» **Task to carry out**:
Across the entries below, how many lines contain the string "News"? Only the number is wanted.

BEGIN

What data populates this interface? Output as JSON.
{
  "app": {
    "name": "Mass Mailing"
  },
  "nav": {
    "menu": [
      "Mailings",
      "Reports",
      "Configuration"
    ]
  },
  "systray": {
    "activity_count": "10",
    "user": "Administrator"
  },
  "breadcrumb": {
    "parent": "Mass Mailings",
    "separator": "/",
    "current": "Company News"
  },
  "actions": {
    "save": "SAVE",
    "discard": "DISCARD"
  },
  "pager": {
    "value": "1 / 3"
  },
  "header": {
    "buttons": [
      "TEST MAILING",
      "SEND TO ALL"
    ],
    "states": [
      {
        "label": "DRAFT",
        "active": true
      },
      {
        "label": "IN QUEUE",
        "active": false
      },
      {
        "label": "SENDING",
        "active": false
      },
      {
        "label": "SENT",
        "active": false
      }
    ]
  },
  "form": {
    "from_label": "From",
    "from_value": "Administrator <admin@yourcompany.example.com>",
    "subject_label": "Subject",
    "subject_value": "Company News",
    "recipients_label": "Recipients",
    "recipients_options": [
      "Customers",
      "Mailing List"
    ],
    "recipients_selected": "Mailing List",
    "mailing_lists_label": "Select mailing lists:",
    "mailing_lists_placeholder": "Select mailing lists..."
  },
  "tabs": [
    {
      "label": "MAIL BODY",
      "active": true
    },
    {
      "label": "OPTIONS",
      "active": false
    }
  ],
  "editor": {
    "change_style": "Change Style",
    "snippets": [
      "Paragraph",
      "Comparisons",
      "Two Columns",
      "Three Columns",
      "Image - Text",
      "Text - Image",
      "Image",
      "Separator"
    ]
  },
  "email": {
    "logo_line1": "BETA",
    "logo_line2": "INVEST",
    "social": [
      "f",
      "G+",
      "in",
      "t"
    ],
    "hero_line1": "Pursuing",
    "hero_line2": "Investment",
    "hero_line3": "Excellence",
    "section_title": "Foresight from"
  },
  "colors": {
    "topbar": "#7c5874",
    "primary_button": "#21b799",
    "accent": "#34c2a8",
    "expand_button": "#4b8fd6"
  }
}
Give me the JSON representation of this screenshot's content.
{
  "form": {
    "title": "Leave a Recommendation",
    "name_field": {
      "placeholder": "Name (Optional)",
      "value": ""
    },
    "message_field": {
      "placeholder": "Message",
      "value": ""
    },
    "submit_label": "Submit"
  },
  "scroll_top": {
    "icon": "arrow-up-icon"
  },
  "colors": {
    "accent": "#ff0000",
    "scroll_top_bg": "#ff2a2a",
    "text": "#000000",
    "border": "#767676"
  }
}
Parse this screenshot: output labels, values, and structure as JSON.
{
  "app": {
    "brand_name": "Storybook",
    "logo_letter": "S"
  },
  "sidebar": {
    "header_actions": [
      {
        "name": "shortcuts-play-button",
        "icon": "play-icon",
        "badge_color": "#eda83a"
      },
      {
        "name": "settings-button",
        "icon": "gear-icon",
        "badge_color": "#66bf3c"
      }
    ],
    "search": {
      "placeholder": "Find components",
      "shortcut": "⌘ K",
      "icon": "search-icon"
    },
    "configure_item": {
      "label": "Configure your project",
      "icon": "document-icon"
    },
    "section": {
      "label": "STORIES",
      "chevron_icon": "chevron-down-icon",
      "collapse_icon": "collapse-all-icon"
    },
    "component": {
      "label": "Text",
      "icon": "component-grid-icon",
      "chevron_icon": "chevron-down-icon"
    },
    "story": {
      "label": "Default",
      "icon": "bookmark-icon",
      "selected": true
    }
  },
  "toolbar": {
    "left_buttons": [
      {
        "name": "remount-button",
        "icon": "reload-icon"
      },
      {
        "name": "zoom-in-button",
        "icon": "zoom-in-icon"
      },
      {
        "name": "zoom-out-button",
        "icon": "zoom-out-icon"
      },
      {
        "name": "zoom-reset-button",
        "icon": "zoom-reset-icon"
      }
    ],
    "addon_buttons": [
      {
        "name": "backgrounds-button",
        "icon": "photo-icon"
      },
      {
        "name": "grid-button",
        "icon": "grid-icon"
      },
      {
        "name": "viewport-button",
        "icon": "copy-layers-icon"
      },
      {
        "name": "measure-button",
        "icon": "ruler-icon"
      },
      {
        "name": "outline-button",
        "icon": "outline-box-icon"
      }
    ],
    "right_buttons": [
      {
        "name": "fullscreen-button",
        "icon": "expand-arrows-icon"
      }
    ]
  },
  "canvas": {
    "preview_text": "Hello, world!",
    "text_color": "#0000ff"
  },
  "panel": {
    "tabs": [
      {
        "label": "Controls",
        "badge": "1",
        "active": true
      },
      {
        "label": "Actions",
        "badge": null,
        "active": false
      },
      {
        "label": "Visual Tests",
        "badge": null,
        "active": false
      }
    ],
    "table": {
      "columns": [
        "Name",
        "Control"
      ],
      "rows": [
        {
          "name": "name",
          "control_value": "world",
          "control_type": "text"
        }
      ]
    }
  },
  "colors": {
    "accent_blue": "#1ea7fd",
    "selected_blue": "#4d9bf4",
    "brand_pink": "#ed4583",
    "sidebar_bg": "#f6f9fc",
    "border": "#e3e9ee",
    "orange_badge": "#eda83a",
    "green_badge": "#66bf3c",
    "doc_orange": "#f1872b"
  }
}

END

» **Written answer**:
2